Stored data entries
◇ ◇ ◇ ◇ ◇ ◇ ◇
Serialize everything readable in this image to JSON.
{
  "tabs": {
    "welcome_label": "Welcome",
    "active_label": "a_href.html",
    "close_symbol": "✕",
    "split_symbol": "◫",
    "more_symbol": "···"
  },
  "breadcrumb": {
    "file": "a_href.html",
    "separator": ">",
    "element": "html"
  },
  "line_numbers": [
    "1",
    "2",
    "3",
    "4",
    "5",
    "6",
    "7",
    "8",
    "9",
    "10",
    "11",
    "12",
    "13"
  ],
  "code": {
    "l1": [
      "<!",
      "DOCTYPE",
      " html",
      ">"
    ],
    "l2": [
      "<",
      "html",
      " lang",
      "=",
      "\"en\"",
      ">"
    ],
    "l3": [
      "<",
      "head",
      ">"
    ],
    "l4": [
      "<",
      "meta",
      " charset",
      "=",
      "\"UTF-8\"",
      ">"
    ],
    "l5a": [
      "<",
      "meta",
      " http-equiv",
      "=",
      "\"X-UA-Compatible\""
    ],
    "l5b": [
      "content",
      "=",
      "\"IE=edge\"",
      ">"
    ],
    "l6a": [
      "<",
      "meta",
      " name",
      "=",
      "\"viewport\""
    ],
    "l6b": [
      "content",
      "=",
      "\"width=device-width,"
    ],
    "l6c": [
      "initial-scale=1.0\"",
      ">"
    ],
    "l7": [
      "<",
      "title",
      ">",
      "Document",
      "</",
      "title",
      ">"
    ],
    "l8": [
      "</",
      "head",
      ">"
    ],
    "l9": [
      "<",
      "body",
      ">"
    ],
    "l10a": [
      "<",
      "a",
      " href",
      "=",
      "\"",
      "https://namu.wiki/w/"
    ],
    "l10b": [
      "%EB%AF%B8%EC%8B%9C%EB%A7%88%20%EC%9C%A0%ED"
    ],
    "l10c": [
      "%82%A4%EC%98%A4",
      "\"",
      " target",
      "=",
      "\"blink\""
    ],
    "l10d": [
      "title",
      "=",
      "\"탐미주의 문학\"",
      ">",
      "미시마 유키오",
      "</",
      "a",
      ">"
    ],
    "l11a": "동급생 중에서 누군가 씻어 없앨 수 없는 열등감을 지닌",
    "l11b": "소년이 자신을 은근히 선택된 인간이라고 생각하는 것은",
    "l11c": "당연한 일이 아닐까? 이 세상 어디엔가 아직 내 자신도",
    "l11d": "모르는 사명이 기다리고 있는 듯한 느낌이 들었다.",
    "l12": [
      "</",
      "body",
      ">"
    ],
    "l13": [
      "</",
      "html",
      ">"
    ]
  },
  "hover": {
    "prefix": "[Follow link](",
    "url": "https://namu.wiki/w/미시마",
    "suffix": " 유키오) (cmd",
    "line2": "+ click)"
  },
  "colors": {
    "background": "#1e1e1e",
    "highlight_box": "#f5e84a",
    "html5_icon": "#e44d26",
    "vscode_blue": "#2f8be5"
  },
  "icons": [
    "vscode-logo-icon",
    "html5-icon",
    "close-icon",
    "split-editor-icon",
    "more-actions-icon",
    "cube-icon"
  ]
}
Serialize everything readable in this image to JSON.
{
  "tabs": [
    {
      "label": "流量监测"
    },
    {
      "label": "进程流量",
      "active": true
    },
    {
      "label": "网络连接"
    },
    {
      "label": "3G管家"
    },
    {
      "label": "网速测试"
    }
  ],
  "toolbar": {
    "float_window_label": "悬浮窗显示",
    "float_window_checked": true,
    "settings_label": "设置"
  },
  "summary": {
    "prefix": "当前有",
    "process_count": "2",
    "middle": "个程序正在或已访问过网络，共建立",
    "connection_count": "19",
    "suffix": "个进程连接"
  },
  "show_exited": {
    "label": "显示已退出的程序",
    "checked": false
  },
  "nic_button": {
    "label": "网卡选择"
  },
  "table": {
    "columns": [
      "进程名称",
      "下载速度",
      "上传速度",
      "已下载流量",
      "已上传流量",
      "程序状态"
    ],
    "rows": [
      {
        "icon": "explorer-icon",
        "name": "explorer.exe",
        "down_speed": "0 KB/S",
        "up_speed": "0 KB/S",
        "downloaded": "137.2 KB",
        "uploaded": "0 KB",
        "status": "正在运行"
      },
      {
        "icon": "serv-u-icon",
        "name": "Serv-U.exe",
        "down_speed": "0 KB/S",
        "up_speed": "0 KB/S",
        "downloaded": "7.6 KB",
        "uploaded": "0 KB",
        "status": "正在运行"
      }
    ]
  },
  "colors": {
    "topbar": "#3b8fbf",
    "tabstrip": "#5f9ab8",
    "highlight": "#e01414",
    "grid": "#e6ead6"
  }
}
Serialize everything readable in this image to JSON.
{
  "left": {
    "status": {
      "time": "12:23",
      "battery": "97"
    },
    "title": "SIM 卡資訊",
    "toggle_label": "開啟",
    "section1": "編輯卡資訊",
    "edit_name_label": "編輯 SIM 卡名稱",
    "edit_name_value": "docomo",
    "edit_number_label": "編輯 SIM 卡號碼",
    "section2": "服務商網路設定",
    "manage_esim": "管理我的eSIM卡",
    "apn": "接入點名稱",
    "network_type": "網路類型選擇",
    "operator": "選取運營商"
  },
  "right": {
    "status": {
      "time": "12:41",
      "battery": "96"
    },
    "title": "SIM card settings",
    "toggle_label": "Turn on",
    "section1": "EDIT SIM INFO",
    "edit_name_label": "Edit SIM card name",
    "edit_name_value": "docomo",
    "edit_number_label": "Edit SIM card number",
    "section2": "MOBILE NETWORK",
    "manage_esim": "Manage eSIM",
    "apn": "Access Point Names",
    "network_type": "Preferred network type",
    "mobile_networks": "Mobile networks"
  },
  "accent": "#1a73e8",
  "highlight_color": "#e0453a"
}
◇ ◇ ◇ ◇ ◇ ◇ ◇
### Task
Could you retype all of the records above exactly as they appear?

### Finished task
Serialize everything readable in this image to JSON.
{
  "tabs": {
    "welcome_label": "Welcome",
    "active_label": "a_href.html",
    "close_symbol": "✕",
    "split_symbol": "◫",
    "more_symbol": "···"
  },
  "breadcrumb": {
    "file": "a_href.html",
    "separator": ">",
    "element": "html"
  },
  "line_numbers": [
    "1",
    "2",
    "3",
    "4",
    "5",
    "6",
    "7",
    "8",
    "9",
    "10",
    "11",
    "12",
    "13"
  ],
  "code": {
    "l1": [
      "<!",
      "DOCTYPE",
      " html",
      ">"
    ],
    "l2": [
      "<",
      "html",
      " lang",
      "=",
      "\"en\"",
      ">"
    ],
    "l3": [
      "<",
      "head",
      ">"
    ],
    "l4": [
      "<",
      "meta",
      " charset",
      "=",
      "\"UTF-8\"",
      ">"
    ],
    "l5a": [
      "<",
      "meta",
      " http-equiv",
      "=",
      "\"X-UA-Compatible\""
    ],
    "l5b": [
      "content",
      "=",
      "\"IE=edge\"",
      ">"
    ],
    "l6a": [
      "<",
      "meta",
      " name",
      "=",
      "\"viewport\""
    ],
    "l6b": [
      "content",
      "=",
      "\"width=device-width,"
    ],
    "l6c": [
      "initial-scale=1.0\"",
      ">"
    ],
    "l7": [
      "<",
      "title",
      ">",
      "Document",
      "</",
      "title",
      ">"
    ],
    "l8": [
      "</",
      "head",
      ">"
    ],
    "l9": [
      "<",
      "body",
      ">"
    ],
    "l10a": [
      "<",
      "a",
      " href",
      "=",
      "\"",
      "https://namu.wiki/w/"
    ],
    "l10b": [
      "%EB%AF%B8%EC%8B%9C%EB%A7%88%20%EC%9C%A0%ED"
    ],
    "l10c": [
      "%82%A4%EC%98%A4",
      "\"",
      " target",
      "=",
      "\"blink\""
    ],
    "l10d": [
      "title",
      "=",
      "\"탐미주의 문학\"",
      ">",
      "미시마 유키오",
      "</",
      "a",
      ">"
    ],
    "l11a": "동급생 중에서 누군가 씻어 없앨 수 없는 열등감을 지닌",
    "l11b": "소년이 자신을 은근히 선택된 인간이라고 생각하는 것은",
    "l11c": "당연한 일이 아닐까? 이 세상 어디엔가 아직 내 자신도",
    "l11d": "모르는 사명이 기다리고 있는 듯한 느낌이 들었다.",
    "l12": [
      "</",
      "body",
      ">"
    ],
    "l13": [
      "</",
      "html",
      ">"
    ]
  },
  "hover": {
    "prefix": "[Follow link](",
    "url": "https://namu.wiki/w/미시마",
    "suffix": " 유키오) (cmd",
    "line2": "+ click)"
  },
  "colors": {
    "background": "#1e1e1e",
    "highlight_box": "#f5e84a",
    "html5_icon": "#e44d26",
    "vscode_blue": "#2f8be5"
  },
  "icons": [
    "vscode-logo-icon",
    "html5-icon",
    "close-icon",
    "split-editor-icon",
    "more-actions-icon",
    "cube-icon"
  ]
}
Serialize everything readable in this image to JSON.
{
  "tabs": [
    {
      "label": "流量监测"
    },
    {
      "label": "进程流量",
      "active": true
    },
    {
      "label": "网络连接"
    },
    {
      "label": "3G管家"
    },
    {
      "label": "网速测试"
    }
  ],
  "toolbar": {
    "float_window_label": "悬浮窗显示",
    "float_window_checked": true,
    "settings_label": "设置"
  },
  "summary": {
    "prefix": "当前有",
    "process_count": "2",
    "middle": "个程序正在或已访问过网络，共建立",
    "connection_count": "19",
    "suffix": "个进程连接"
  },
  "show_exited": {
    "label": "显示已退出的程序",
    "checked": false
  },
  "nic_button": {
    "label": "网卡选择"
  },
  "table": {
    "columns": [
      "进程名称",
      "下载速度",
      "上传速度",
      "已下载流量",
      "已上传流量",
      "程序状态"
    ],
    "rows": [
      {
        "icon": "explorer-icon",
        "name": "explorer.exe",
        "down_speed": "0 KB/S",
        "up_speed": "0 KB/S",
        "downloaded": "137.2 KB",
        "uploaded": "0 KB",
        "status": "正在运行"
      },
      {
        "icon": "serv-u-icon",
        "name": "Serv-U.exe",
        "down_speed": "0 KB/S",
        "up_speed": "0 KB/S",
        "downloaded": "7.6 KB",
        "uploaded": "0 KB",
        "status": "正在运行"
      }
    ]
  },
  "colors": {
    "topbar": "#3b8fbf",
    "tabstrip": "#5f9ab8",
    "highlight": "#e01414",
    "grid": "#e6ead6"
  }
}
Serialize everything readable in this image to JSON.
{
  "left": {
    "status": {
      "time": "12:23",
      "battery": "97"
    },
    "title": "SIM 卡資訊",
    "toggle_label": "開啟",
    "section1": "編輯卡資訊",
    "edit_name_label": "編輯 SIM 卡名稱",
    "edit_name_value": "docomo",
    "edit_number_label": "編輯 SIM 卡號碼",
    "section2": "服務商網路設定",
    "manage_esim": "管理我的eSIM卡",
    "apn": "接入點名稱",
    "network_type": "網路類型選擇",
    "operator": "選取運營商"
  },
  "right": {
    "status": {
      "time": "12:41",
      "battery": "96"
    },
    "title": "SIM card settings",
    "toggle_label": "Turn on",
    "section1": "EDIT SIM INFO",
    "edit_name_label": "Edit SIM card name",
    "edit_name_value": "docomo",
    "edit_number_label": "Edit SIM card number",
    "section2": "MOBILE NETWORK",
    "manage_esim": "Manage eSIM",
    "apn": "Access Point Names",
    "network_type": "Preferred network type",
    "mobile_networks": "Mobile networks"
  },
  "accent": "#1a73e8",
  "highlight_color": "#e0453a"
}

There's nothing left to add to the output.